“I am convinced that not investing in the future, and sticking to the minimalist, humanitarian-only approach that has emerged since August 2021, will hurt everyone in the long run, especially Afghans themselves.”
If this is where we are heading, is there anything that can be done from the outside to change Afghanistan’s course? There are no guarantees. Outsiders don’t have a good track record of success in the country. But there are some people-centred interventions – currently off the table in this minimalist approach – that might just help.

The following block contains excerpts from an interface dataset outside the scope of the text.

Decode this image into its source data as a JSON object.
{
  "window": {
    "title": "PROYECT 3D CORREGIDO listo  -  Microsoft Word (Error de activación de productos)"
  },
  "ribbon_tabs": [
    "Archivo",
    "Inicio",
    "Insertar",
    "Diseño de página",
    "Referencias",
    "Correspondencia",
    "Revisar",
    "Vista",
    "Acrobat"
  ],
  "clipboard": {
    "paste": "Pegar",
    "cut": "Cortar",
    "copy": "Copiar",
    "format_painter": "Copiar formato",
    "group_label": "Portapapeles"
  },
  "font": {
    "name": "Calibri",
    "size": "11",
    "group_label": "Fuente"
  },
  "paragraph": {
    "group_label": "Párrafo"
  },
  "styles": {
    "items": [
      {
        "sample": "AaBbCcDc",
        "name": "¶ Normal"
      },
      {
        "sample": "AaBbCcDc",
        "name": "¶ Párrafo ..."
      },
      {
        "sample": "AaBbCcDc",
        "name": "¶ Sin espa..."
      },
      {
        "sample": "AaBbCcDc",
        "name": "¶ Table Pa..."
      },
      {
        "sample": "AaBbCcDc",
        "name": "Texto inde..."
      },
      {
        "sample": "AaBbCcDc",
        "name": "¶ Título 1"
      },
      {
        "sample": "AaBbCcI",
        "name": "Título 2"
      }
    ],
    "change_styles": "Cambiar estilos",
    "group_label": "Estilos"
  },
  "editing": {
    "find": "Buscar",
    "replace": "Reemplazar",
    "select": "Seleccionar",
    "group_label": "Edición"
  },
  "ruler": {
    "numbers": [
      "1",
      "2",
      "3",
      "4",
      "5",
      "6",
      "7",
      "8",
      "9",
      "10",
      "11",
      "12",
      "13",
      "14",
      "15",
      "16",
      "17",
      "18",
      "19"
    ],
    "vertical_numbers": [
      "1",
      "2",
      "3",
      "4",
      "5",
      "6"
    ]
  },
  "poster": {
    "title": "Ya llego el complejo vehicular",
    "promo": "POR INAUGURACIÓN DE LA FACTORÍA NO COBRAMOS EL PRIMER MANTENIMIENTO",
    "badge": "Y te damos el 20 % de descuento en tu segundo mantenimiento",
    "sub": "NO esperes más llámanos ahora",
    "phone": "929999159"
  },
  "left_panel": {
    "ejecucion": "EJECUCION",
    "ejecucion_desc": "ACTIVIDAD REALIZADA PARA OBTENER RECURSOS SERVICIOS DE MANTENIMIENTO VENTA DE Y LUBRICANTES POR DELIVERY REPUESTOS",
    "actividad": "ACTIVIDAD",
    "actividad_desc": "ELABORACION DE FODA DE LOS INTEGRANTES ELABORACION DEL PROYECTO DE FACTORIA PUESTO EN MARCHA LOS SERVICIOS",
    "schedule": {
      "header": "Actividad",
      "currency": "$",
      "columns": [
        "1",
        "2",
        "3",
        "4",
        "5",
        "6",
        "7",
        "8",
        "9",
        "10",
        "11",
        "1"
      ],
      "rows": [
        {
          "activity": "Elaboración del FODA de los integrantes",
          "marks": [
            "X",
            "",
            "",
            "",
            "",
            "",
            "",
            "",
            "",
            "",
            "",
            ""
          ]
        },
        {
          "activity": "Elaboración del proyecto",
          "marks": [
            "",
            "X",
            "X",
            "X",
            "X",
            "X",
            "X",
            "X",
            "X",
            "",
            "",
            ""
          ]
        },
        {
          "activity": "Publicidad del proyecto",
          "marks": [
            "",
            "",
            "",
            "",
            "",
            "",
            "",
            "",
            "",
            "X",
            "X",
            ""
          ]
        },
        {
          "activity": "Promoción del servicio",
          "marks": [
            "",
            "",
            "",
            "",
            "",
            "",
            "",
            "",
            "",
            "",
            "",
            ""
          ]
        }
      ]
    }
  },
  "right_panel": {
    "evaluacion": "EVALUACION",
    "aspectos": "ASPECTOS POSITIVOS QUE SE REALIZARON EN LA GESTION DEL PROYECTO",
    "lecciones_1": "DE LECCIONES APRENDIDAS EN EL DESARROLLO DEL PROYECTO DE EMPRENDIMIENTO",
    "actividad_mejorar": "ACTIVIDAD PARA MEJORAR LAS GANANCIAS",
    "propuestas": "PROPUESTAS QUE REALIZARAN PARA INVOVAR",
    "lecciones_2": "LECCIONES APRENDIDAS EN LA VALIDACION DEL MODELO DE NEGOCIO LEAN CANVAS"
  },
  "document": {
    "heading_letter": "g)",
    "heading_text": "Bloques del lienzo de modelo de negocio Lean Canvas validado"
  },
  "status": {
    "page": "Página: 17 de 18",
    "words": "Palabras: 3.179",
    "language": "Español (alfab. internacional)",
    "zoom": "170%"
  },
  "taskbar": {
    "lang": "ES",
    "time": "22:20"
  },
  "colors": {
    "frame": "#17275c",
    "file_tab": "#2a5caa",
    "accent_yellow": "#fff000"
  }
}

Investment in youth activities and in vocational training – including for the tens of thousands of former fighters, will equip them with skills for self-employment and may limit temptation to join extremist groups. Investment in disaster preparedness, considering the inevitable increase in extreme weather events, may help protect livelihoods and reduce disaster-induced destitution and displacement. Investment in diverse approaches to education and learning: including informal, online education for girls, may bring hope that they will not be locked out of future career opportunities. And investment in job creation and in livelihoods, including for women, will enhance self-reliance and dignity. There are plenty of humanitarian organisations, including the International Federation of Red Cross and Red Crescent Societies, who bridge the humanitarian-development divide that can support such work, including investing in Afghan institutions who can take over the services in time.
Such interventions may not penetrate deep enough into rural and remote areas, and some of the best intentions may end up filtered and changed by the ruling authorities upon implementation. Sadly, that is the current working reality. But with commitment, these developmental efforts may still bring some desperately needed hope.
I have been involved in Afghanistan too long to believe that well laid plans will work seamlessly here. Anything tried will go off course one way or another. Still, some seeds may bear fruit. And I am convinced that not investing in the future, and sticking to the minimalist, humanitarian-only approach that has emerged since August 2021, will hurt everyone in the long run, especially Afghans themselves, including women, who above all don’t want the international community to give up on them. It’s time for a rethink.